Senate Bill 54, popularly identified as the Sanctuary State Bill, will prevent state and local law enforcement agencies from using their resources—including money, facility, property, equipment or personnel—to help with immigration enforcement.
Strongly opposed by the state’s law enforcement agencies, the legislation which passed the senate 27 t0 12, would also prohibit these agencies from asking about an individual’s immigration status; giving federal immigration authorities access to interview a person in custody; or, from assisting federal authorities with immigration enforcement. The bill will also limit immigration enforcement activities at schools, court houses and other public settings.
To help assure the bill’s passage, Senate President Pro-Tem, Kevin de Leon amended it to allow state and local law enforcement to notify Immigration and Customs Enforcement (ICE) agents before a convicted, serious or violent felon is released from custody.
When commenting about the bill deLeon stressed, “We will cooperate with our friends at the federal level with serious and violent felons. But, we won’t cooperate or lift a finger or spend a single cent when we’re talking about separating children from their mothers [or] mothers from their children.” He concluded, “That’s not who we are as a great state.”
Senator Jeff Stone (R-Temecula), broadly disagreed with the bill and told members of legislative body, “By passing this today you’ll be kicking the president right in the groin and I can imagine he’s going to strike back.”
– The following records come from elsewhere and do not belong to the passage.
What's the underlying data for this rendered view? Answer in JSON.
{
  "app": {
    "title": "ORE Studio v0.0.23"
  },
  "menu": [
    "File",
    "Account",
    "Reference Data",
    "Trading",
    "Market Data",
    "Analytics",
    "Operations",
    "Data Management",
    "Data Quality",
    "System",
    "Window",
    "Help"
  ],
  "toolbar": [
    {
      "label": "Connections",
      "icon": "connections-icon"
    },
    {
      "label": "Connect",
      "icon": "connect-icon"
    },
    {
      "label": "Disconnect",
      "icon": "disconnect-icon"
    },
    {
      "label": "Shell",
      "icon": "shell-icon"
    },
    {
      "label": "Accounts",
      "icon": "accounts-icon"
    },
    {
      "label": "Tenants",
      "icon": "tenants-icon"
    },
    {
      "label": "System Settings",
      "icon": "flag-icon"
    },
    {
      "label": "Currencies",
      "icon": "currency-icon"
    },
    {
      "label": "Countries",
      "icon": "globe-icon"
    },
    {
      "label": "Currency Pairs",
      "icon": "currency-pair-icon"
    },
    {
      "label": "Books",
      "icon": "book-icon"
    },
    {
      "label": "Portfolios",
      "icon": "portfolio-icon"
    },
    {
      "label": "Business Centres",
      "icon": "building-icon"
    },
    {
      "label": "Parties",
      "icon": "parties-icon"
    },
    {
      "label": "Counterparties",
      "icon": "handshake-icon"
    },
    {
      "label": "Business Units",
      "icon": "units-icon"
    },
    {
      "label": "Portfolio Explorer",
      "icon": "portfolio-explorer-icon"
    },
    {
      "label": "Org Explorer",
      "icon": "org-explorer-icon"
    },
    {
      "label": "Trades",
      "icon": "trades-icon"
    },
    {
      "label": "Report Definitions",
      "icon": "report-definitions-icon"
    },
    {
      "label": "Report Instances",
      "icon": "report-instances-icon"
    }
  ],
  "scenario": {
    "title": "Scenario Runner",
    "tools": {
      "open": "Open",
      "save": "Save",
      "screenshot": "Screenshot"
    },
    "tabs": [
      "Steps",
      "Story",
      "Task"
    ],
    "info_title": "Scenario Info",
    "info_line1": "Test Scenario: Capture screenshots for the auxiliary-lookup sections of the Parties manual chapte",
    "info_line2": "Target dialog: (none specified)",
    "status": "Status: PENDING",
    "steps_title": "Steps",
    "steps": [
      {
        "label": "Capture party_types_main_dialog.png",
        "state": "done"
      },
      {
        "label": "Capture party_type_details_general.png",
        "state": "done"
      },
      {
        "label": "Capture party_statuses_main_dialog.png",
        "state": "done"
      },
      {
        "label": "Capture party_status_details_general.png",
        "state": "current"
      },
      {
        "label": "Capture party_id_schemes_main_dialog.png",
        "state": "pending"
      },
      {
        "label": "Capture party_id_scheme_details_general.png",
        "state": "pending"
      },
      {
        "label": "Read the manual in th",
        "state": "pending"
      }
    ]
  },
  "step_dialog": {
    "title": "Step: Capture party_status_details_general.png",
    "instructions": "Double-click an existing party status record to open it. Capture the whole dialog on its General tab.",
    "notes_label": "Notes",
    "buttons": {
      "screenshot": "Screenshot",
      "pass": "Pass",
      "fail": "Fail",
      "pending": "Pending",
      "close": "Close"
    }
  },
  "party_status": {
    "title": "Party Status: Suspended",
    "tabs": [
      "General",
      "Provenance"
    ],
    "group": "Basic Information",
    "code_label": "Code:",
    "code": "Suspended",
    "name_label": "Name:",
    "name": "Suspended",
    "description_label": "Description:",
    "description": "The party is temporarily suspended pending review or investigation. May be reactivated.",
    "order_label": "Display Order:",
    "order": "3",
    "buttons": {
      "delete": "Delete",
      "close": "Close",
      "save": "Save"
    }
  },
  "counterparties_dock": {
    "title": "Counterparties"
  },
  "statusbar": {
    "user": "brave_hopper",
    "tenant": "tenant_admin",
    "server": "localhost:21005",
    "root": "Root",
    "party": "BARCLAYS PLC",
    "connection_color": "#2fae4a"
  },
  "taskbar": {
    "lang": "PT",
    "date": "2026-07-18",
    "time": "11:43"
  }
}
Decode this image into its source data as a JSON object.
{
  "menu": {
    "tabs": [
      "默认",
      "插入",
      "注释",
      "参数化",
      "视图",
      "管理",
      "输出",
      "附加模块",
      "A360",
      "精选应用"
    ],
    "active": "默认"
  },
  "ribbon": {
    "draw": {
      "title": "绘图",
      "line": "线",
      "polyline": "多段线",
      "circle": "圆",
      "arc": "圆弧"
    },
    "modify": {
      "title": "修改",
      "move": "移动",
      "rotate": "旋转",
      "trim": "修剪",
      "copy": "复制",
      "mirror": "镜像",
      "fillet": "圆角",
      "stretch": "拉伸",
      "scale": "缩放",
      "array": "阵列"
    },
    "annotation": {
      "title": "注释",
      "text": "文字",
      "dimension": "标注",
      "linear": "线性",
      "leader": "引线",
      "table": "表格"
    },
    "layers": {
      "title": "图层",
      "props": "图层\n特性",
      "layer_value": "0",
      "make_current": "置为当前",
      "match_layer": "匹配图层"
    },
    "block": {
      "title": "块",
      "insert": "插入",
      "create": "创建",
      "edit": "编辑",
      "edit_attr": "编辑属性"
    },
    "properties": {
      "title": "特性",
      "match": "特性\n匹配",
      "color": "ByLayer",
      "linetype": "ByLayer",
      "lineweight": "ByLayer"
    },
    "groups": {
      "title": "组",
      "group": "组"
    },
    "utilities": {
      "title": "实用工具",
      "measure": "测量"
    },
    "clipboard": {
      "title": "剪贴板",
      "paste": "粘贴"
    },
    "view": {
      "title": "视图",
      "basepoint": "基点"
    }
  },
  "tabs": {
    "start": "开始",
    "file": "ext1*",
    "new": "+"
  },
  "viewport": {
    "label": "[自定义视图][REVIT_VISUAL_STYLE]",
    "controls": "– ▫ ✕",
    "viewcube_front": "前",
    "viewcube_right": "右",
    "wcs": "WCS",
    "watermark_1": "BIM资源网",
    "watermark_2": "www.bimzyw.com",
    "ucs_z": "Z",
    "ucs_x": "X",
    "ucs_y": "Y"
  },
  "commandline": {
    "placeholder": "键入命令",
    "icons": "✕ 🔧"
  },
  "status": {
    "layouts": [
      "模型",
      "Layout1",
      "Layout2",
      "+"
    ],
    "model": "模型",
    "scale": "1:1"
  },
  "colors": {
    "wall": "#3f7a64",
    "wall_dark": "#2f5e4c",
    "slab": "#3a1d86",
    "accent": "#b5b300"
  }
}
One of Trump’s first actions as the nation’s newly sworn-in President was to sign an executive order that threatened to withhold as much as $1.4 billion federal grants from jurisdictions that prevent local officials from communicating with federal authorities regarding an individual’s immigration status.
Late last month, U.S. Attorney General Jeff Sessions also weighed in on the immigration issue when he said, "Such policies cannot continue. They make our nation less safe by putting dangerous criminals back on our streets." Sessions further assured that the Justice Department would take steps to "claw back" grants already awarded to non-compliant cities [jurisdictions] as well.
When SB54 becomes law, California will have some of the strongest immigration protections in the nation.